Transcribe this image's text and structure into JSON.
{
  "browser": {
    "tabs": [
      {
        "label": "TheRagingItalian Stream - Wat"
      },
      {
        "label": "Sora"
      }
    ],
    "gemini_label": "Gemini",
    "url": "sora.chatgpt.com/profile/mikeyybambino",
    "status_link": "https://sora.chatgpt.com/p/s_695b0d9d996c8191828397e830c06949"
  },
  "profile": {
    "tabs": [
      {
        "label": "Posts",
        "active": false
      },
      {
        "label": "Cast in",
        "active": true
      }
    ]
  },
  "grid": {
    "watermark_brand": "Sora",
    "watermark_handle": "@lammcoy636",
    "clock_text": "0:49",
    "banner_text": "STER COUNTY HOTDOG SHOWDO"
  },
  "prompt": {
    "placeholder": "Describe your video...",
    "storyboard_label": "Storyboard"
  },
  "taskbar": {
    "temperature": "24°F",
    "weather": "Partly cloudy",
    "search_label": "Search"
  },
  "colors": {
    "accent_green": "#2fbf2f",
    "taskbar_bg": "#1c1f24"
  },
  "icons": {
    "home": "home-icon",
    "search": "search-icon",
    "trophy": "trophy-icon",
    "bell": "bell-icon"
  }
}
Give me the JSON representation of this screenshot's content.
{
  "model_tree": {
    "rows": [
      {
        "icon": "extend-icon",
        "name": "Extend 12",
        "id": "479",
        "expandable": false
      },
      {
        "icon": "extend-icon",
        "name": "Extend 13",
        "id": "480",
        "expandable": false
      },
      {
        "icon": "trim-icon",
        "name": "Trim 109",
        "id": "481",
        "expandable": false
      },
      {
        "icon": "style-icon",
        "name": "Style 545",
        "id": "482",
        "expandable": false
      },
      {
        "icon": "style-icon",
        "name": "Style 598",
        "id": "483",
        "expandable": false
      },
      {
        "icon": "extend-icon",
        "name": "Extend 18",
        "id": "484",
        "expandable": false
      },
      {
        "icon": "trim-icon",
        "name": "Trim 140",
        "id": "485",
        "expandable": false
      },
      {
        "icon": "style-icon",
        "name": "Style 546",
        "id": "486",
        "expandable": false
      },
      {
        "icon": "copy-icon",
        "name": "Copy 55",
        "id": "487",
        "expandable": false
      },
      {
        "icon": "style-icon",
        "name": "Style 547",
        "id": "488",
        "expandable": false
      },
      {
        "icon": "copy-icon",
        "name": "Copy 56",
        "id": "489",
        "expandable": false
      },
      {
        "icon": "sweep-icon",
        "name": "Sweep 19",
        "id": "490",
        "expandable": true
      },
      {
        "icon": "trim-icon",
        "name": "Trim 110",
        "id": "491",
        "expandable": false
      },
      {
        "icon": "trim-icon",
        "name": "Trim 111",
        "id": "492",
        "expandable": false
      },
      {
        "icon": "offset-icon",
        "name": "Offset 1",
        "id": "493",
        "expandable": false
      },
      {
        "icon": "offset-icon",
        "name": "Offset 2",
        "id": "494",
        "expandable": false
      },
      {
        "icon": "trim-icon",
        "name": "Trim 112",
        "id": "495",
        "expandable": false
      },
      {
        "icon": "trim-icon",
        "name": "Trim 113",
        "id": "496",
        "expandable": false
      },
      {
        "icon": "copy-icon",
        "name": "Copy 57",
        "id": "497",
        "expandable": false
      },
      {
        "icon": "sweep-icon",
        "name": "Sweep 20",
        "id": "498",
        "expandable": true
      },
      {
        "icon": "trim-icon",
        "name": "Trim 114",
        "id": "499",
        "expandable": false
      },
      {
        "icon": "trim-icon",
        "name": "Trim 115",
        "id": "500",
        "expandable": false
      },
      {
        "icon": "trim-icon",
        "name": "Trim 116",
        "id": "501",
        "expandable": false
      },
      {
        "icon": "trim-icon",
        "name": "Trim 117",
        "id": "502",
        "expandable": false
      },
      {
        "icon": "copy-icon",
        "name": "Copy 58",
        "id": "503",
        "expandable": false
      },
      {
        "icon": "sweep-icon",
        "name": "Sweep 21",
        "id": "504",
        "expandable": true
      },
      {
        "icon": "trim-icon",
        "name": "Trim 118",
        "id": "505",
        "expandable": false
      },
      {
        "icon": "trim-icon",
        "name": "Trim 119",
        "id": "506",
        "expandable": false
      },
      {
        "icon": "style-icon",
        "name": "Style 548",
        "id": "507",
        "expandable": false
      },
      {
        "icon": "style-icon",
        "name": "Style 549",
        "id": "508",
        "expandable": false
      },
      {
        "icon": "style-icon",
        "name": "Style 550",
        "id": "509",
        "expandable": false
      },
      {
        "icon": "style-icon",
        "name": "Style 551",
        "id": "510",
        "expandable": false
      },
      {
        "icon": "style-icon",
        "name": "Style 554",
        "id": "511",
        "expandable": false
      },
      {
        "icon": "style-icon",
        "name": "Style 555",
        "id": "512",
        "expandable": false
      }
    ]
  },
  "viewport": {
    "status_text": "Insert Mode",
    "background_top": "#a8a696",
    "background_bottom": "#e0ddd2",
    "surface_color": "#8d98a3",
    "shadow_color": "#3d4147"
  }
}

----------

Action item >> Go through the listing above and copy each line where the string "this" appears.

Completed task >>
Transcribe this image's text and structure into JSON.
Give me the JSON representation of this screenshot's content.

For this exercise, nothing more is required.